Work instructions - The records that follow should be copied out exactly, pictures excluded.
-- -- --
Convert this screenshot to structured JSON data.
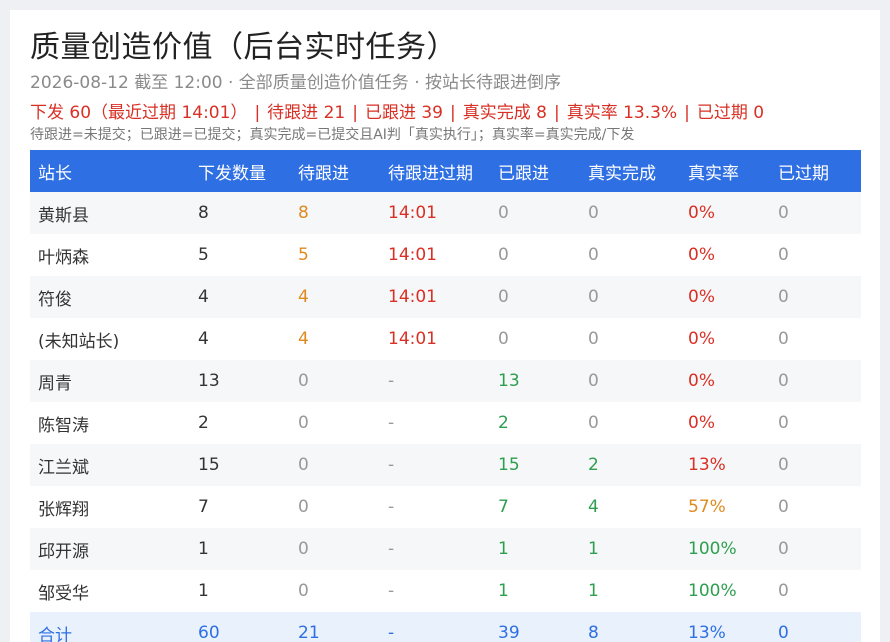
{
  "header": {
    "title": "质量创造价值（后台实时任务）",
    "meta": "2026-08-12 截至 12:00 · 全部质量创造价值任务 · 按站长待跟进倒序",
    "stats": [
      "下发 60（最近过期 14:01）",
      "待跟进 21",
      "已跟进 39",
      "真实完成 8",
      "真实率 13.3%",
      "已过期 0"
    ],
    "stats_separator": "|",
    "legend": "待跟进=未提交；已跟进=已提交；真实完成=已提交且AI判「真实执行」；真实率=真实完成/下发"
  },
  "table": {
    "columns": [
      "站长",
      "下发数量",
      "待跟进",
      "待跟进过期",
      "已跟进",
      "真实完成",
      "真实率",
      "已过期"
    ],
    "rows": [
      {
        "name": "黄斯县",
        "issued": "8",
        "pending": "8",
        "pending_expiry": "14:01",
        "followed": "0",
        "completed": "0",
        "rate": "0%",
        "expired": "0"
      },
      {
        "name": "叶炳森",
        "issued": "5",
        "pending": "5",
        "pending_expiry": "14:01",
        "followed": "0",
        "completed": "0",
        "rate": "0%",
        "expired": "0"
      },
      {
        "name": "符俊",
        "issued": "4",
        "pending": "4",
        "pending_expiry": "14:01",
        "followed": "0",
        "completed": "0",
        "rate": "0%",
        "expired": "0"
      },
      {
        "name": "(未知站长)",
        "issued": "4",
        "pending": "4",
        "pending_expiry": "14:01",
        "followed": "0",
        "completed": "0",
        "rate": "0%",
        "expired": "0"
      },
      {
        "name": "周青",
        "issued": "13",
        "pending": "0",
        "pending_expiry": "-",
        "followed": "13",
        "completed": "0",
        "rate": "0%",
        "expired": "0"
      },
      {
        "name": "陈智涛",
        "issued": "2",
        "pending": "0",
        "pending_expiry": "-",
        "followed": "2",
        "completed": "0",
        "rate": "0%",
        "expired": "0"
      },
      {
        "name": "江兰斌",
        "issued": "15",
        "pending": "0",
        "pending_expiry": "-",
        "followed": "15",
        "completed": "2",
        "rate": "13%",
        "expired": "0"
      },
      {
        "name": "张辉翔",
        "issued": "7",
        "pending": "0",
        "pending_expiry": "-",
        "followed": "7",
        "completed": "4",
        "rate": "57%",
        "expired": "0"
      },
      {
        "name": "邱开源",
        "issued": "1",
        "pending": "0",
        "pending_expiry": "-",
        "followed": "1",
        "completed": "1",
        "rate": "100%",
        "expired": "0"
      },
      {
        "name": "邹受华",
        "issued": "1",
        "pending": "0",
        "pending_expiry": "-",
        "followed": "1",
        "completed": "1",
        "rate": "100%",
        "expired": "0"
      }
    ],
    "total": {
      "name": "合计",
      "issued": "60",
      "pending": "21",
      "pending_expiry": "-",
      "followed": "39",
      "completed": "8",
      "rate": "13%",
      "expired": "0"
    }
  },
  "colors": {
    "header_bg": "#2f6fe4",
    "alert_red": "#d93025",
    "pending_orange": "#e08a1e",
    "success_green": "#2e9e4f",
    "muted_gray": "#999999",
    "total_row_bg": "#e8f1fc"
  }
}
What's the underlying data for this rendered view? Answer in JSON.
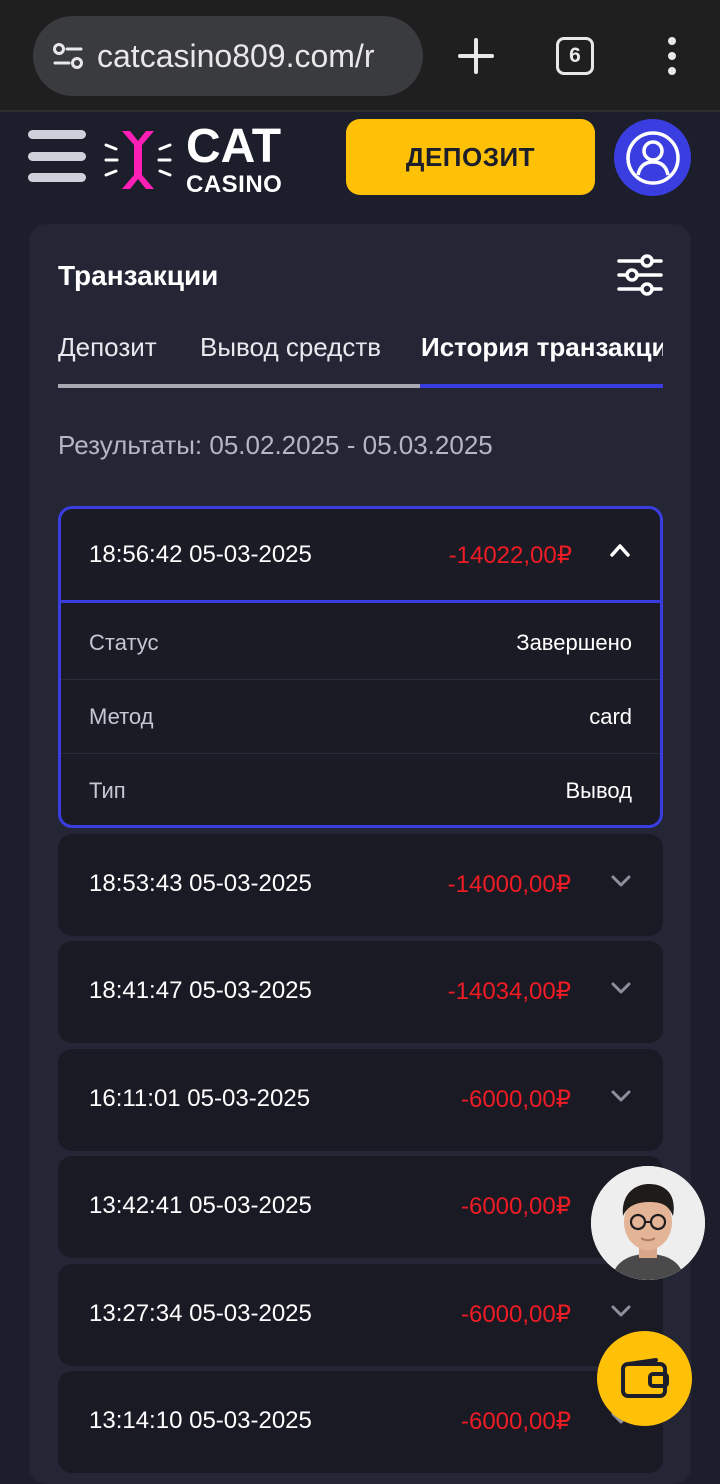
{
  "browser": {
    "url": "catcasino809.com/r",
    "tab_count": "6"
  },
  "header": {
    "logo_main": "CAT",
    "logo_sub": "CASINO",
    "deposit_label": "ДЕПОЗИТ",
    "colors": {
      "accent": "#ffc107",
      "brand": "#3a3ee0",
      "logo_pink": "#ff1fb5"
    }
  },
  "panel": {
    "title": "Транзакции",
    "tabs": [
      {
        "label": "Депозит",
        "active": false
      },
      {
        "label": "Вывод средств",
        "active": false
      },
      {
        "label": "История транзакций",
        "active": true
      }
    ],
    "results_label": "Результаты: 05.02.2025 - 05.03.2025"
  },
  "transactions": [
    {
      "datetime": "18:56:42 05-03-2025",
      "amount": "-14022,00₽",
      "expanded": true,
      "details": [
        {
          "label": "Статус",
          "value": "Завершено"
        },
        {
          "label": "Метод",
          "value": "card"
        },
        {
          "label": "Тип",
          "value": "Вывод"
        }
      ]
    },
    {
      "datetime": "18:53:43 05-03-2025",
      "amount": "-14000,00₽",
      "expanded": false
    },
    {
      "datetime": "18:41:47 05-03-2025",
      "amount": "-14034,00₽",
      "expanded": false
    },
    {
      "datetime": "16:11:01 05-03-2025",
      "amount": "-6000,00₽",
      "expanded": false
    },
    {
      "datetime": "13:42:41 05-03-2025",
      "amount": "-6000,00₽",
      "expanded": false
    },
    {
      "datetime": "13:27:34 05-03-2025",
      "amount": "-6000,00₽",
      "expanded": false
    },
    {
      "datetime": "13:14:10 05-03-2025",
      "amount": "-6000,00₽",
      "expanded": false
    }
  ],
  "icons": {
    "site_info": "site-settings-icon",
    "new_tab": "plus-icon",
    "menu": "hamburger-menu-icon",
    "profile": "user-icon",
    "filter": "sliders-icon",
    "expand": "chevron-down-icon",
    "collapse": "chevron-up-icon",
    "wallet": "wallet-icon"
  }
}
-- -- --
Task result -
Convert this screenshot to structured JSON data.
{
  "header": {
    "title": "质量创造价值（后台实时任务）",
    "meta": "2026-08-12 截至 12:00 · 全部质量创造价值任务 · 按站长待跟进倒序",
    "stats": [
      "下发 60（最近过期 14:01）",
      "待跟进 21",
      "已跟进 39",
      "真实完成 8",
      "真实率 13.3%",
      "已过期 0"
    ],
    "stats_separator": "|",
    "legend": "待跟进=未提交；已跟进=已提交；真实完成=已提交且AI判「真实执行」；真实率=真实完成/下发"
  },
  "table": {
    "columns": [
      "站长",
      "下发数量",
      "待跟进",
      "待跟进过期",
      "已跟进",
      "真实完成",
      "真实率",
      "已过期"
    ],
    "rows": [
      {
        "name": "黄斯县",
        "issued": "8",
        "pending": "8",
        "pending_expiry": "14:01",
        "followed": "0",
        "completed": "0",
        "rate": "0%",
        "expired": "0"
      },
      {
        "name": "叶炳森",
        "issued": "5",
        "pending": "5",
        "pending_expiry": "14:01",
        "followed": "0",
        "completed": "0",
        "rate": "0%",
        "expired": "0"
      },
      {
        "name": "符俊",
        "issued": "4",
        "pending": "4",
        "pending_expiry": "14:01",
        "followed": "0",
        "completed": "0",
        "rate": "0%",
        "expired": "0"
      },
      {
        "name": "(未知站长)",
        "issued": "4",
        "pending": "4",
        "pending_expiry": "14:01",
        "followed": "0",
        "completed": "0",
        "rate": "0%",
        "expired": "0"
      },
      {
        "name": "周青",
        "issued": "13",
        "pending": "0",
        "pending_expiry": "-",
        "followed": "13",
        "completed": "0",
        "rate": "0%",
        "expired": "0"
      },
      {
        "name": "陈智涛",
        "issued": "2",
        "pending": "0",
        "pending_expiry": "-",
        "followed": "2",
        "completed": "0",
        "rate": "0%",
        "expired": "0"
      },
      {
        "name": "江兰斌",
        "issued": "15",
        "pending": "0",
        "pending_expiry": "-",
        "followed": "15",
        "completed": "2",
        "rate": "13%",
        "expired": "0"
      },
      {
        "name": "张辉翔",
        "issued": "7",
        "pending": "0",
        "pending_expiry": "-",
        "followed": "7",
        "completed": "4",
        "rate": "57%",
        "expired": "0"
      },
      {
        "name": "邱开源",
        "issued": "1",
        "pending": "0",
        "pending_expiry": "-",
        "followed": "1",
        "completed": "1",
        "rate": "100%",
        "expired": "0"
      },
      {
        "name": "邹受华",
        "issued": "1",
        "pending": "0",
        "pending_expiry": "-",
        "followed": "1",
        "completed": "1",
        "rate": "100%",
        "expired": "0"
      }
    ],
    "total": {
      "name": "合计",
      "issued": "60",
      "pending": "21",
      "pending_expiry": "-",
      "followed": "39",
      "completed": "8",
      "rate": "13%",
      "expired": "0"
    }
  },
  "colors": {
    "header_bg": "#2f6fe4",
    "alert_red": "#d93025",
    "pending_orange": "#e08a1e",
    "success_green": "#2e9e4f",
    "muted_gray": "#999999",
    "total_row_bg": "#e8f1fc"
  }
}
What's the underlying data for this rendered view? Answer in JSON.
{
  "browser": {
    "url": "catcasino809.com/r",
    "tab_count": "6"
  },
  "header": {
    "logo_main": "CAT",
    "logo_sub": "CASINO",
    "deposit_label": "ДЕПОЗИТ",
    "colors": {
      "accent": "#ffc107",
      "brand": "#3a3ee0",
      "logo_pink": "#ff1fb5"
    }
  },
  "panel": {
    "title": "Транзакции",
    "tabs": [
      {
        "label": "Депозит",
        "active": false
      },
      {
        "label": "Вывод средств",
        "active": false
      },
      {
        "label": "История транзакций",
        "active": true
      }
    ],
    "results_label": "Результаты: 05.02.2025 - 05.03.2025"
  },
  "transactions": [
    {
      "datetime": "18:56:42 05-03-2025",
      "amount": "-14022,00₽",
      "expanded": true,
      "details": [
        {
          "label": "Статус",
          "value": "Завершено"
        },
        {
          "label": "Метод",
          "value": "card"
        },
        {
          "label": "Тип",
          "value": "Вывод"
        }
      ]
    },
    {
      "datetime": "18:53:43 05-03-2025",
      "amount": "-14000,00₽",
      "expanded": false
    },
    {
      "datetime": "18:41:47 05-03-2025",
      "amount": "-14034,00₽",
      "expanded": false
    },
    {
      "datetime": "16:11:01 05-03-2025",
      "amount": "-6000,00₽",
      "expanded": false
    },
    {
      "datetime": "13:42:41 05-03-2025",
      "amount": "-6000,00₽",
      "expanded": false
    },
    {
      "datetime": "13:27:34 05-03-2025",
      "amount": "-6000,00₽",
      "expanded": false
    },
    {
      "datetime": "13:14:10 05-03-2025",
      "amount": "-6000,00₽",
      "expanded": false
    }
  ],
  "icons": {
    "site_info": "site-settings-icon",
    "new_tab": "plus-icon",
    "menu": "hamburger-menu-icon",
    "profile": "user-icon",
    "filter": "sliders-icon",
    "expand": "chevron-down-icon",
    "collapse": "chevron-up-icon",
    "wallet": "wallet-icon"
  }
}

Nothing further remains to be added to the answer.